I asked if the neighbourhood had changed a lot over the years. He said that it had, and in his opinion, it has changed for the worse. He said we don’t have the kind of industry we used to have that provided jobs for people who lived around here – like Goodyear and the paint factory. Now, he told me, there are still lots of people living in the neighbourhood, but most of them work outside the community. And, they shop in malls, where they can do all their shopping in one place. This has made it tough on businesses in the area. What he said has a ring of truth. Both Tuffy P and I, for instance, work outside the neighbourhood. We do patronize a number of the local businesses, but for many things we shop outside the area, even though neither of us go to malls very often.
We can see that it’s tough for a small business to make it along the Lakeshore through Long Branch, New Toronto and Mimico yet there are still quite a few businesses that seem to be thriving. That includes some new businesses. The population base in the community seems to be growing on the basis of some new condos being built. Hopefully, that will provide a bigger customer base for local businesses.

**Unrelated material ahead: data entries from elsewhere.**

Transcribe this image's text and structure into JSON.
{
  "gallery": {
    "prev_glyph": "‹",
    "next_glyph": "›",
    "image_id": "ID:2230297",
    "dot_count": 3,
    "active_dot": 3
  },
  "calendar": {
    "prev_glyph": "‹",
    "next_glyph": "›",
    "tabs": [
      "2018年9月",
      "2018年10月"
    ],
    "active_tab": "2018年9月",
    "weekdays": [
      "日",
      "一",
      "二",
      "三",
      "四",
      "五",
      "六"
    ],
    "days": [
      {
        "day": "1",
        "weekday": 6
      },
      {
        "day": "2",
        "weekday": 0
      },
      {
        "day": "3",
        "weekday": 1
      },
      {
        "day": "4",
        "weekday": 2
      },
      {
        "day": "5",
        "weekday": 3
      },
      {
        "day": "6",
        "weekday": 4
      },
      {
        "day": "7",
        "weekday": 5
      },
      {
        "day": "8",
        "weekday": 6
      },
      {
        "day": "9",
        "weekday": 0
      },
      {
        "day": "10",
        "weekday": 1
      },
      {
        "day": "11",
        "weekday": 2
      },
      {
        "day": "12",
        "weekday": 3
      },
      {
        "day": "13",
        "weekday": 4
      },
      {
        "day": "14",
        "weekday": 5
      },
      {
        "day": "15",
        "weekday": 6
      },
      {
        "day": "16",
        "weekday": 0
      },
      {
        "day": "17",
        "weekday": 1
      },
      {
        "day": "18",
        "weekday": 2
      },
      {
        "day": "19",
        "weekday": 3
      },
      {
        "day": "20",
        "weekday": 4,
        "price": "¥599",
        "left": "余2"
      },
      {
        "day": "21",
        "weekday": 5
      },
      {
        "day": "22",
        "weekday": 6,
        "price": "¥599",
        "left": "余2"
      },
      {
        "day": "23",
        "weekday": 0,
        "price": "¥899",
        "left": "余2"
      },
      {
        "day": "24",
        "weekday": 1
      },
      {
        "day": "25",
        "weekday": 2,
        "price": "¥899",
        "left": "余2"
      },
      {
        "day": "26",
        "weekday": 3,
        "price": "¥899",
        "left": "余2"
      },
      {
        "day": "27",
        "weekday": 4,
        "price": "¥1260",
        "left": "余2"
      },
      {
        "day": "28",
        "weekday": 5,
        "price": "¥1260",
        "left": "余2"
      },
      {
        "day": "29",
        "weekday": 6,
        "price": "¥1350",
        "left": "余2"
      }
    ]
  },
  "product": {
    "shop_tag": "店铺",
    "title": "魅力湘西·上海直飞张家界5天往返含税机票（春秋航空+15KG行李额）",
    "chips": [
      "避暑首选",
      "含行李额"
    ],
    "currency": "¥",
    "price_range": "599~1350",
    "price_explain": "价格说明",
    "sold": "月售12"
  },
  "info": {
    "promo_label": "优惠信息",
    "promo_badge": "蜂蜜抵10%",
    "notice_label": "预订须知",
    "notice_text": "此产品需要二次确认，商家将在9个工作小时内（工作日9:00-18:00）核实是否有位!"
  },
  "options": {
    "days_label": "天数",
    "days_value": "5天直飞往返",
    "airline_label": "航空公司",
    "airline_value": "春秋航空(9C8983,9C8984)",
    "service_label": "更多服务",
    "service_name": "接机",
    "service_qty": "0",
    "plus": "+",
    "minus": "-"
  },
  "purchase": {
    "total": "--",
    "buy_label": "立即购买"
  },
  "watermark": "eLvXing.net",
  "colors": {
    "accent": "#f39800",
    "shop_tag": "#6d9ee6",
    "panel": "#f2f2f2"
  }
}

Talking with Danny today reminded me to try to support local businesses whenever I can.
After I finished shoveling this morning, my old friend A came by and we went down the road to Around the Corner for breakfast. Tuffy P volunteers Sunday mornings at a nursing home so this was “boys breakfast out”.
Around the Corner is a breakfast joint in New Toronto run by Mark Ali, the proprietor of the Village Butcher, located, you guessed it, around the corner from Around the Corner. Village Butcher is on Lakeshore just west of 6th, and the restaurant is on 6th, a stone’s throw from Lakeshore. It’s a dependable place for a great breakfast. The meat is all organic and bread and pancakes are gluten free for those who need to be gluten free, and Mark cooks up breakfast with a lot of care. For me, breakfast was bacon and eggs, toast and potatoes, served with a nice bowl of fresh fruit and berries.
I enjoy both Mark’s butcher shop and his restaurant. At least part of the reason is that Mark himself is a really good guy, full of good humour, and very knowledgeable as well.